We welcome the decision to hold these talks and have been and shall continue to be in close touch with the United States and Soviet Governments about them. But the best prospect of progress in this vital field lies in the direct exchanges which these two Governments have decided to initiate.
Does not my right hon. Friend agree that it is unlikely that it will be possible to persuade the Soviet Government to forgo the construction of an anti-ballistic defence system without some corresponding assurance about the level of offensive missiles on the Western side? Does not he agree that this country has an important part to play in influencing discussions on this point?

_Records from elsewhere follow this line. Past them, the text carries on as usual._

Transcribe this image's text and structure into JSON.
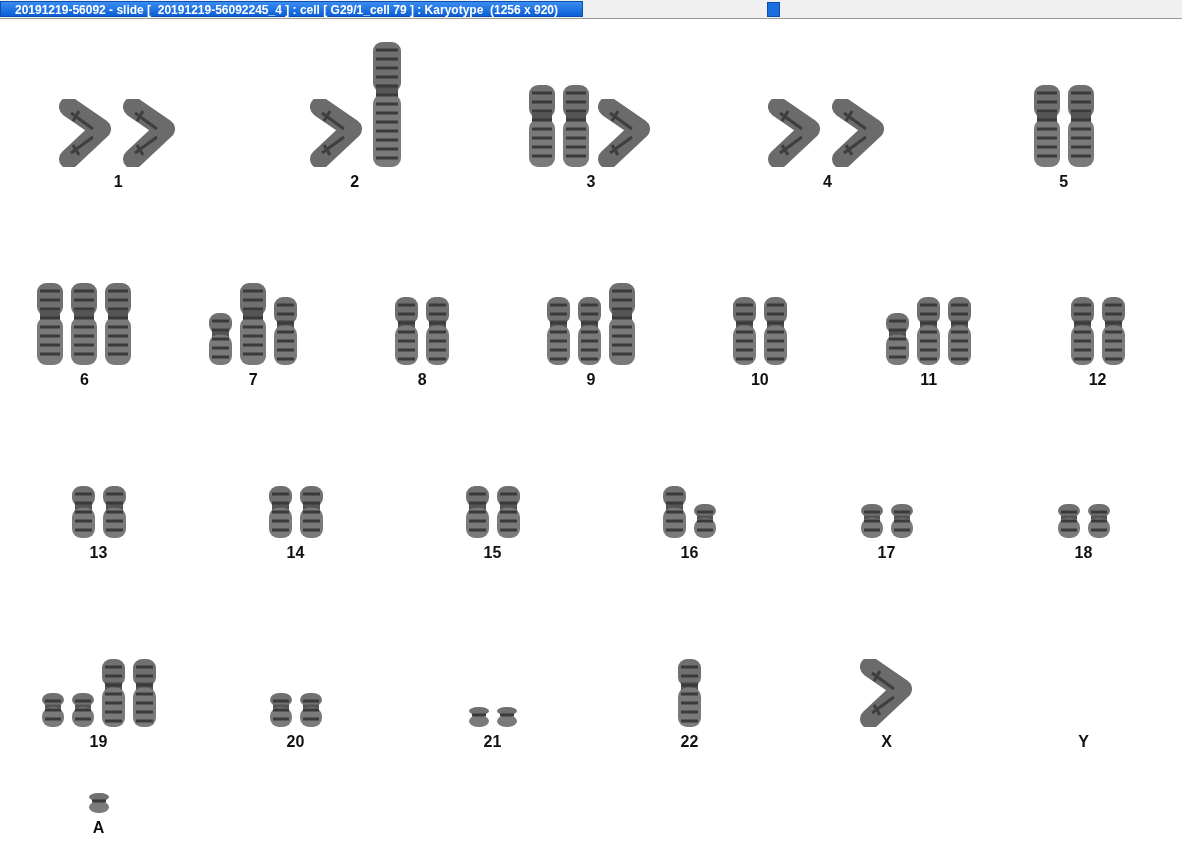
{
  "window": {
    "title": "20191219-56092 - slide [  20191219-56092245_4 ] : cell [ G29/1_cell 79 ] : Karyotype  (1256 x 920)"
  },
  "karyotype": {
    "rows": [
      [
        {
          "label": "1",
          "chromosomes": [
            {
              "kind": "bent"
            },
            {
              "kind": "bent"
            }
          ]
        },
        {
          "label": "2",
          "chromosomes": [
            {
              "kind": "bent"
            },
            {
              "kind": "extra-long"
            }
          ]
        },
        {
          "label": "3",
          "chromosomes": [
            {
              "kind": "long"
            },
            {
              "kind": "long"
            },
            {
              "kind": "bent"
            }
          ]
        },
        {
          "label": "4",
          "chromosomes": [
            {
              "kind": "bent"
            },
            {
              "kind": "bent"
            }
          ]
        },
        {
          "label": "5",
          "chromosomes": [
            {
              "kind": "long"
            },
            {
              "kind": "long"
            }
          ]
        }
      ],
      [
        {
          "label": "6",
          "chromosomes": [
            {
              "kind": "long"
            },
            {
              "kind": "long"
            },
            {
              "kind": "long"
            }
          ]
        },
        {
          "label": "7",
          "chromosomes": [
            {
              "kind": "short"
            },
            {
              "kind": "long"
            },
            {
              "kind": "medium"
            }
          ]
        },
        {
          "label": "8",
          "chromosomes": [
            {
              "kind": "medium"
            },
            {
              "kind": "medium"
            }
          ]
        },
        {
          "label": "9",
          "chromosomes": [
            {
              "kind": "medium"
            },
            {
              "kind": "medium"
            },
            {
              "kind": "long"
            }
          ]
        },
        {
          "label": "10",
          "chromosomes": [
            {
              "kind": "medium"
            },
            {
              "kind": "medium"
            }
          ]
        },
        {
          "label": "11",
          "chromosomes": [
            {
              "kind": "short"
            },
            {
              "kind": "medium"
            },
            {
              "kind": "medium"
            }
          ]
        },
        {
          "label": "12",
          "chromosomes": [
            {
              "kind": "medium"
            },
            {
              "kind": "medium"
            }
          ]
        }
      ],
      [
        {
          "label": "13",
          "chromosomes": [
            {
              "kind": "short"
            },
            {
              "kind": "short"
            }
          ]
        },
        {
          "label": "14",
          "chromosomes": [
            {
              "kind": "short"
            },
            {
              "kind": "short"
            }
          ]
        },
        {
          "label": "15",
          "chromosomes": [
            {
              "kind": "short"
            },
            {
              "kind": "short"
            }
          ]
        },
        {
          "label": "16",
          "chromosomes": [
            {
              "kind": "short"
            },
            {
              "kind": "small"
            }
          ]
        },
        {
          "label": "17",
          "chromosomes": [
            {
              "kind": "small"
            },
            {
              "kind": "small"
            }
          ]
        },
        {
          "label": "18",
          "chromosomes": [
            {
              "kind": "small"
            },
            {
              "kind": "small"
            }
          ]
        }
      ],
      [
        {
          "label": "19",
          "chromosomes": [
            {
              "kind": "small"
            },
            {
              "kind": "small"
            },
            {
              "kind": "medium"
            },
            {
              "kind": "medium"
            }
          ]
        },
        {
          "label": "20",
          "chromosomes": [
            {
              "kind": "small"
            },
            {
              "kind": "small"
            }
          ]
        },
        {
          "label": "21",
          "chromosomes": [
            {
              "kind": "tiny"
            },
            {
              "kind": "tiny"
            }
          ]
        },
        {
          "label": "22",
          "chromosomes": [
            {
              "kind": "medium"
            }
          ]
        },
        {
          "label": "X",
          "chromosomes": [
            {
              "kind": "bent"
            }
          ]
        },
        {
          "label": "Y"
        }
      ],
      [
        {
          "label": "A",
          "chromosomes": [
            {
              "kind": "tiny"
            }
          ]
        }
      ]
    ]
  }
}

I agree that we have a very important part to play and, like everyone else, we have a very close interest in the outcome. That is why we are in the closest touch with both Governments. Defensive and offensive missiles clearly have a relationship, and that is why I welcomed what President Johnson said on 3rd March about the means of limiting these missiles. One must recognise that the development of antiballistic missile defensive systems would give a new impetus to the nuclear race. Obviously, therefore, we have a considerable interest in trying to avoid that situation.